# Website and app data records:
-------

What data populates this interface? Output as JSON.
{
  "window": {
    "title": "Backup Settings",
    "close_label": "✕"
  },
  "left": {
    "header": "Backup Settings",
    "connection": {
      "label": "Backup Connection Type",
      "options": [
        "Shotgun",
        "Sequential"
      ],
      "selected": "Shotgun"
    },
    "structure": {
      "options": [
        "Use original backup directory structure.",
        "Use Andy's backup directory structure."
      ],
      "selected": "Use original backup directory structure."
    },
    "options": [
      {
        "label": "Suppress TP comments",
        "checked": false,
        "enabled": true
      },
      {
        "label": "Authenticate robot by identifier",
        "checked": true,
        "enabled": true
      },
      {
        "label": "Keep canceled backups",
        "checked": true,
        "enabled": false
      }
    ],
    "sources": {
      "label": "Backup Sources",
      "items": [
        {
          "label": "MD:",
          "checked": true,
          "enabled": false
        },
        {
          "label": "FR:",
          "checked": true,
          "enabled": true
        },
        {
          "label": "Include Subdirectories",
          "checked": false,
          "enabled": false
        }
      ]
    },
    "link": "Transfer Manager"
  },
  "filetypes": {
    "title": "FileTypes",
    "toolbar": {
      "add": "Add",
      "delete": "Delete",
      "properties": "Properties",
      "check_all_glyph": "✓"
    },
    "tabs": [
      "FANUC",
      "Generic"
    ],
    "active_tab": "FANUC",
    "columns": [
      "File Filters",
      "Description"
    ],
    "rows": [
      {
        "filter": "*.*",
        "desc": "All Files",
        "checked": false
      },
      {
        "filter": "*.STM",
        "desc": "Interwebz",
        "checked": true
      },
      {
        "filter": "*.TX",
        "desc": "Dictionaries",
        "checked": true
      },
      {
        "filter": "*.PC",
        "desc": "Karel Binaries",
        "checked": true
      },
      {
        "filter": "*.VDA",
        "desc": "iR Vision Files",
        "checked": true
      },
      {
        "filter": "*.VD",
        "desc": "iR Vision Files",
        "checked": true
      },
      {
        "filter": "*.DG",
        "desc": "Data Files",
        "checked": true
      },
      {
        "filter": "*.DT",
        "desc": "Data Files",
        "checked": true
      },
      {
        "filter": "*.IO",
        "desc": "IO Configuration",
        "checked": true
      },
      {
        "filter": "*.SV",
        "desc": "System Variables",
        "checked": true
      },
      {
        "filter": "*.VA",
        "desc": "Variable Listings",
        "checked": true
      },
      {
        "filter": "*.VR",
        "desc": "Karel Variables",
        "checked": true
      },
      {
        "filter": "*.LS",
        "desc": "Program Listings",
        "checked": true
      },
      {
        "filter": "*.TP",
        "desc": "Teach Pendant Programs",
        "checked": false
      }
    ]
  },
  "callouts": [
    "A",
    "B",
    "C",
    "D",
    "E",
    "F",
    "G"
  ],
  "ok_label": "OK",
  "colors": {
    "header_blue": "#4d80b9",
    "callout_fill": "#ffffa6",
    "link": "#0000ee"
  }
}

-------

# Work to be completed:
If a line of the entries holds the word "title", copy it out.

# Answer to this task:
    "title": "Backup Settings",
    "title": "FileTypes",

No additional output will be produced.